A global charity, Oxfam International, has launched a 9.5-million-British pound (about 15.2 million U.S. dollars) emergency appeal to reach 750,000 in need of food assistance, warning that drought has pushed millions of East Africans to severe hunger due to failed rains.
The agency said more than 23 million people are being pushed towards severe hunger and destitution across East Africa.
"This is the worst humanitarian crisis Oxfam has seen in East Africa for over ten years. Failed and unpredictable rains are ever more regular across East Africa as raining seasons shorten due to the growing influence of climate change,” Paul Smith Lomas, Oxfam's East Africa Director said.
He said droughts have increased from once a decade to every two or three years. In Wajir, northern Kenya, Oxfam said almost 200 dead animals were recently found around one dried-up water source.
“People are surviving on two liters of water a day in some places -- less water than a toilet flush. The conditions have never been so harsh or so inhospitable, and people desperately need our help to survive,” said Lomas.
The agency said a severe and persistent five-year drought, deepened by climate change, is now stretching across seven countries in the region and exacting a heavy human toll, made worse by high food prices and violent conflict.
According to Oxfam, the worst affected countries are Kenya, Ethiopia, Somalia and Uganda. Other countries hit are Sudan, Djibouti and Tanzania. Malnutrition is now above emergency levels in some areas and hundreds of thousands of cattle -- people's key source of income -- are dying.
This is the worst drought that Kenya has experienced for a decade, and the worst humanitarian situation Somalia has experienced since 1991.
The high numbers of people affected -- more than double the number caught up in a similar food crisis in 2006, when 11 million were at risk -- underline the gravity of the situation and the urgent need for funding to prevent the crisis getting worse.

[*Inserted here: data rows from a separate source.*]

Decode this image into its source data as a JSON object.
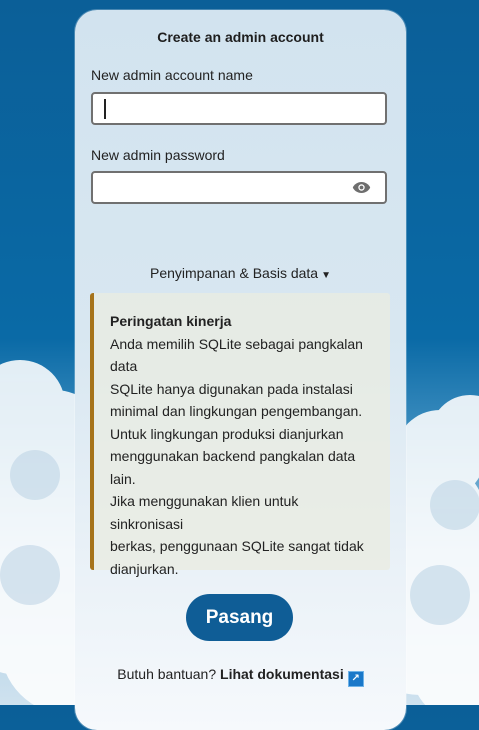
{
  "form": {
    "title": "Create an admin account",
    "username_label": "New admin account name",
    "username_value": "",
    "password_label": "New admin password",
    "password_value": ""
  },
  "storage": {
    "toggle_label": "Penyimpanan & Basis data",
    "toggle_icon": "caret-down-icon"
  },
  "warning": {
    "title": "Peringatan kinerja",
    "lines": [
      "Anda memilih SQLite sebagai pangkalan",
      "data",
      "SQLite hanya digunakan pada instalasi",
      "minimal dan lingkungan pengembangan.",
      "Untuk lingkungan produksi dianjurkan",
      "menggunakan backend pangkalan data",
      "lain.",
      "Jika menggunakan klien untuk sinkronisasi",
      "berkas, penggunaan SQLite sangat tidak",
      "dianjurkan."
    ],
    "accent_color": "#a6731a"
  },
  "install_button": {
    "label": "Pasang",
    "color": "#0f5d96"
  },
  "help": {
    "prefix": "Butuh bantuan?",
    "link_label": "Lihat dokumentasi",
    "link_icon": "external-link-icon",
    "link_icon_glyph": "↗"
  },
  "icons": {
    "password_toggle": "eye-icon"
  }
}
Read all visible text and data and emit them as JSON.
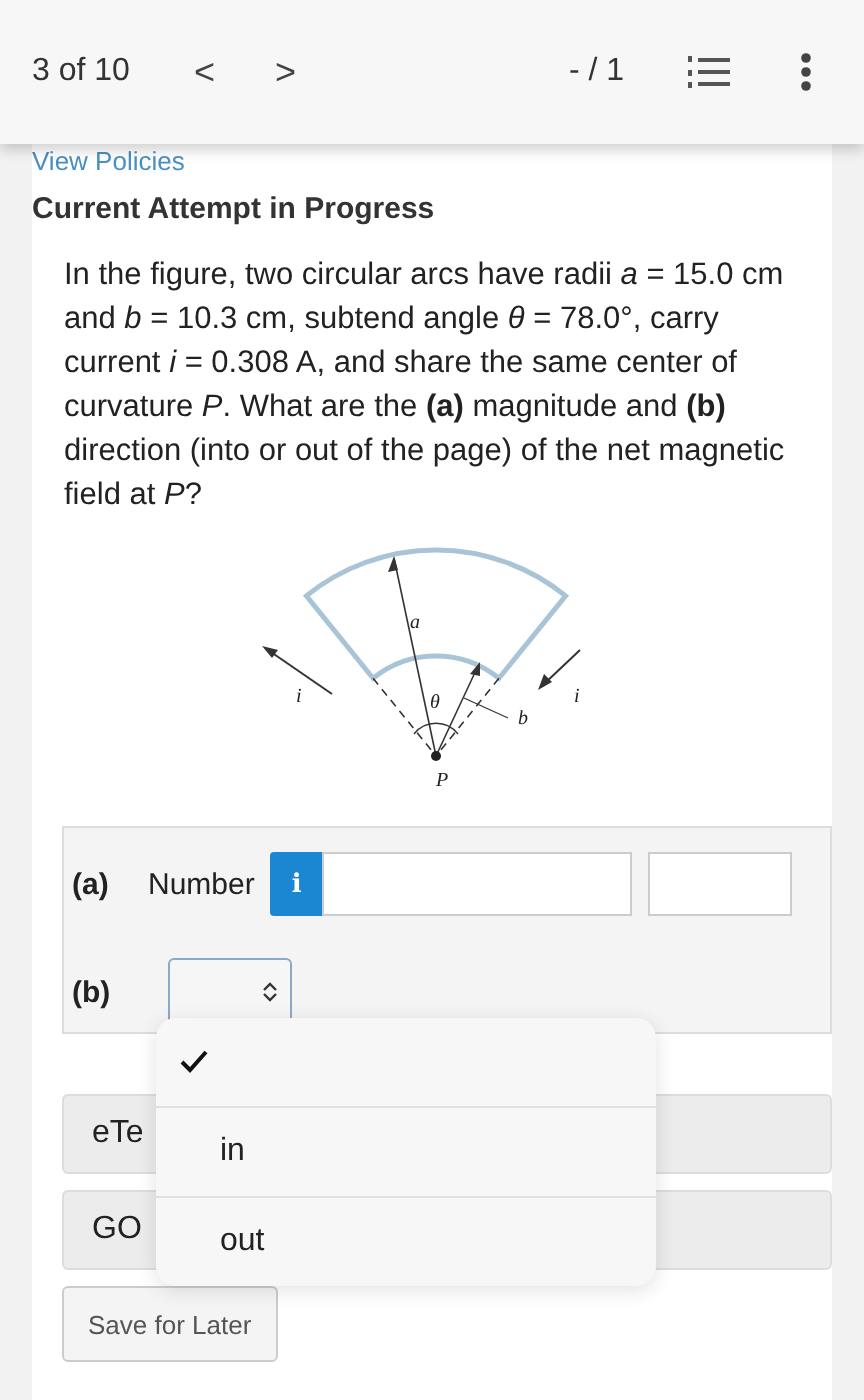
{
  "header": {
    "position": "3 of 10",
    "prev": "<",
    "next": ">",
    "score": "- / 1"
  },
  "policies_link": "View Policies",
  "attempt_title": "Current Attempt in Progress",
  "question": "In the figure, two circular arcs have radii *a* = 15.0 cm and *b* = 10.3 cm, subtend angle *θ* = 78.0°, carry current *i* = 0.308 A, and share the same center of curvature *P*. What are the **(a)** magnitude and **(b)** direction (into or out of the page) of the net magnetic field at *P*?",
  "figure": {
    "labels": [
      "a",
      "θ",
      "b",
      "i",
      "i",
      "P"
    ]
  },
  "part_a": {
    "label": "(a)",
    "field_type": "Number",
    "info": "i"
  },
  "part_b": {
    "label": "(b)",
    "menu": {
      "expanded": true,
      "options": [
        {
          "selected": true
        },
        {
          "label": "in",
          "selected": false
        },
        {
          "label": "out",
          "selected": false
        }
      ]
    }
  },
  "buttons": [
    "eTe",
    "GO"
  ],
  "save_button": "Save for Later"
}
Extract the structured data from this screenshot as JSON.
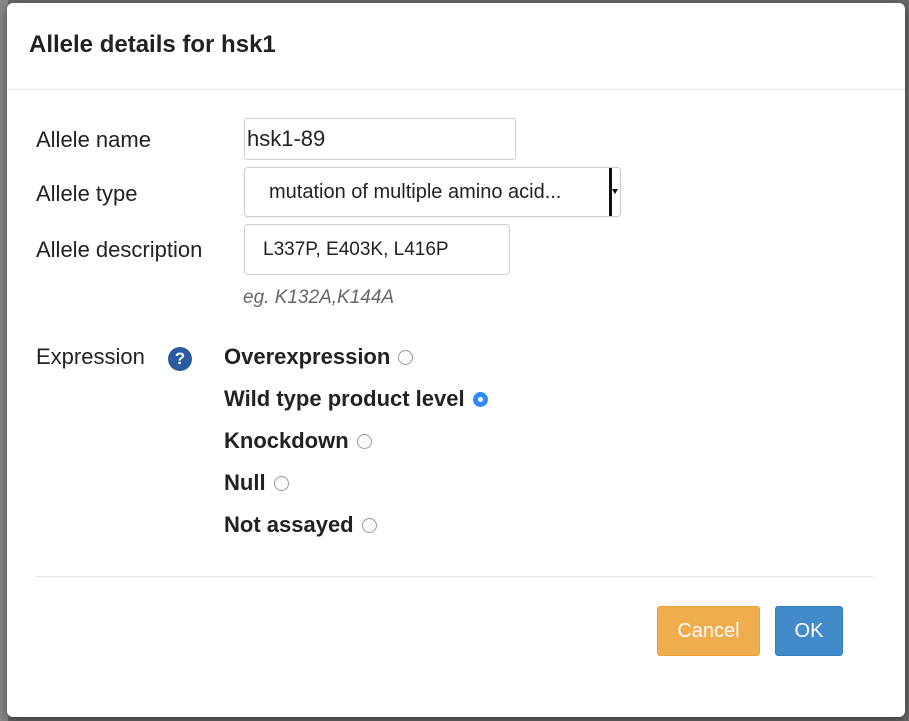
{
  "dialog": {
    "title": "Allele details for hsk1"
  },
  "fields": {
    "name_label": "Allele name",
    "name_value": "hsk1-89",
    "type_label": "Allele type",
    "type_value": "mutation of multiple amino acid...",
    "description_label": "Allele description",
    "description_value": "L337P, E403K, L416P",
    "description_hint": "eg. K132A,K144A"
  },
  "expression": {
    "label": "Expression",
    "help_icon": "question-circle-icon",
    "options": [
      {
        "label": "Overexpression",
        "checked": false
      },
      {
        "label": "Wild type product level",
        "checked": true
      },
      {
        "label": "Knockdown",
        "checked": false
      },
      {
        "label": "Null",
        "checked": false
      },
      {
        "label": "Not assayed",
        "checked": false
      }
    ]
  },
  "buttons": {
    "cancel_label": "Cancel",
    "ok_label": "OK"
  },
  "colors": {
    "cancel_bg": "#f0ad4e",
    "ok_bg": "#428bca",
    "radio_checked": "#2f8df5",
    "help_icon": "#2c5aa0"
  }
}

Oxfam said about 3.8 million Kenyans, a tenth of the population, are in need of emergency aid. Food prices have spiraled to 180 percent above average. Areas such as Rift Valley, which have never previously experienced a drought of this intensity, are now affected.
Conflict over rapidly diminishing resources such as water and pasture for cattle is increasing. Desperate herders are taking their cattle further to look for water and food, sparking tensions with other groups competing for the same resources. Sixty-five people have been killed in Turkana, northern Kenya since June 2009.
One in six children are acutely malnourished in Somalia, and people are trekking for days to find water in the northern regions of the country. Conflict means that people are less able to grow the food, and drought is creating hardship in areas where people have fled. Half of the population -- over 3.8 million people -- is affected.
In Ethiopia, 13.7 million people are at risk of severe hunger and need assistance. Many are selling their cattle to buy food. In northern Uganda farmers have lost half of their crops and more than two million people across the country desperately need aid.
Some 160,000 people mainly around the wild life tourist area of Ngorongoro in northeastern Tanzania are also at risk.
In Djibouti there are worrying levels of increased malnutrition and in South Sudan conflict has put 88,000 people at particular risk.
The aid response to the crisis needs to rapidly expand, but it is desperately short of funds. The World Food Programme is facing a 977-million-dollars donor shortfall for its work in the Horn of Africa over the next six months.
The government of Uganda appealed for donor money to tackle the food crisis, but has so far received only 50 percent of the funding it needs.
Rains are due in October but are likely to bring scant relief or worse still, deluges that could dramatically worsen the situation.
There are genuine fears that the region could be hit by floods as a result of the El Nino phenomenon, which could destroy crops and houses, and increase the spread of water-borne diseases.
Even with normal rain, the harvest will not arrive until early 2010. People will still need aid to get them through a long hunger season.
Oxfam staff are on the ground helping those at risk but the organisation is appealing for help from the UK public to help scale up its efforts.
The agency said it was expanding its aid effort to reach more than 750,000 people but is in desperate need for funds to do this work. Oxfam is supplying emergency clean water and access to food, and also carrying out long-term projects to strengthen people's ability to cope with future shocks.
"I visited Uganda just six years ago, and I saw then just how precious life is. It horrifies me that the people I met then are being caught up in this new catastrophe. I have seen how generous the British public can be, and how their generosity can make a huge difference to families in Africa struggling against the odds,” Helen Mirren, who is supporting the appeal, and has previously traveled to Uganda with Oxfam, said.
“We can turn things around and help these families, but we need to act now, before it is too late. Five pounds could support a family to get the food, cooking oil, and soap they need to survive for five days. It can bring a family back from the brink.”